“I hope I’m wrong, and the mineral extraction business picks up again, but I think conservative spending and doing a lot with a little will become even more important.”
Miles “Louie” Sickler has filed to run against Perry for the commission seat. Sickler could not be reached for comment.
Buffalo City Council
There is much value in fresh voices in local government, according to City Councilman Scott Madsen, but there is also value in experience – especially as the city’s budget drops by 20%.
“I think we need some experienced leadership to get us through this mess right now,” said Madsen, who has served one term on the council. “Our finances are not going to get back to normal for another year or two at least, and we need a councilman who knows where we’ve been and where we’re going.”
Finances will remain the city’s key concern in the next four years, Madsen said, and he will work to make needed budget cuts while preserving the city’s reserves.
“I’m trying to keep us in the black so we don’t spend any more in reserves than we have to,” Madsen said. “We are fortunate to have some money in reserves, but we know we need to save it for a rainy day, and it’s only sprinkling right now.”
Madsen said he also looks forward to continued involvement with ongoing city projects, including the construction of the skilled nursing facility for veterans, the Buffalo Tech Park and the reconstruction of Main Street scheduled for 2024.
“I would like to see some of those projects to completion before I call it quits,” Madsen said.
David Iverson is a longtime Buffalo resident with a passion for giving back to his community, whether as an assistant high school debate coach or member of the solid waste district board.
“With the virus and everything that happened, we are going to be facing some serious times as far as the economy goes,” Iverson said. “We need someone who is business-minded and adept at finances to help us through this challenging time.”
Iverson spent much of his professional career as a project manager for pipeline companies and ensured that multiple million-dollar projects stayed on budget.
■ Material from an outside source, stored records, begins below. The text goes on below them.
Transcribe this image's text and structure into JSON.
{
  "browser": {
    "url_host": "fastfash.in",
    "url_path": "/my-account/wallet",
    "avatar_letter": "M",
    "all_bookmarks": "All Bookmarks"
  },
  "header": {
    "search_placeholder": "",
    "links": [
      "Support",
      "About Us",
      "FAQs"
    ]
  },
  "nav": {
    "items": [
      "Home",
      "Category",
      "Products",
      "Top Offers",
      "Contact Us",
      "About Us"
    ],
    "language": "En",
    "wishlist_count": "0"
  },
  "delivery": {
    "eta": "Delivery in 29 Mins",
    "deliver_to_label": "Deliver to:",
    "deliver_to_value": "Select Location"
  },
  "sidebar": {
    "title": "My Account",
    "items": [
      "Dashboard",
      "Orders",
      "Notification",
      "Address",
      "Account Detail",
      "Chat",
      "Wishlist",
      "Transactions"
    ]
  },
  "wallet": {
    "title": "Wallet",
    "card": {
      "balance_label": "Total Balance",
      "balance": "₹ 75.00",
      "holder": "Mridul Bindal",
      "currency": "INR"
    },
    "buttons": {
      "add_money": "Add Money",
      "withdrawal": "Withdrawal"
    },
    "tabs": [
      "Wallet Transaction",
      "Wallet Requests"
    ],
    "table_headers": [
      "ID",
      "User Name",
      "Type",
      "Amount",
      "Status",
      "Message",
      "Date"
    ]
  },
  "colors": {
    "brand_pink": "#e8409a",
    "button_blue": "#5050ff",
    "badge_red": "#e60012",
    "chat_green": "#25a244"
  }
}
Iverson said this experience would be helpful during the city’s financial challenges.
“We are going to be facing challenging economic times across the board,” Iverson said. “We just need to decide how to best use the limited dollars we have. Because we still have to keep up the streets, and we still have projects we need to do in town, even when our biggest tourism weekends have been canceled due to the virus.”
Iverson said that he also intended to focus much of his energies on local businesses.
Zac Sexton, who is a detention deputy with the Johnson County Sheriff’s Office, has had a varied career crossing multiple industries from retail sales and construction to agriculture and the oil and gas industry. He says those opportunities have given him a broad understanding of the community he calls home and the diverse people who live here.
“My vast work experience in a whole bunch of things has made me super mindful of the various perspectives we have as a community,” Sexton said. “I am going to try my best and make sure everyone is heard and that we get the best information from a variety of groups in order to come up with great solutions to our problems.”
If elected, Sexton said, he will get up to speed on ongoing projects like the Buffalo Tech Park and street renovations. He also wants to find ways to make Buffalo safer for people with disabilities.
“My wife recently became blind after having issues with a brain surgery, and that put us both into a world that we weren’t really familiar with,” Sexton said. “Making Buffalo a friendly community to people with disabilities is definitely near and dear to my heart.”
Sexton said he was also interested in helping the city find ways to help former inmates become productive members of the community.
“I want to help people get their feet back under them, and be productive members of society,” Sexton said. “I don’t want the city of Buffalo to forget people have tough times and need some help.”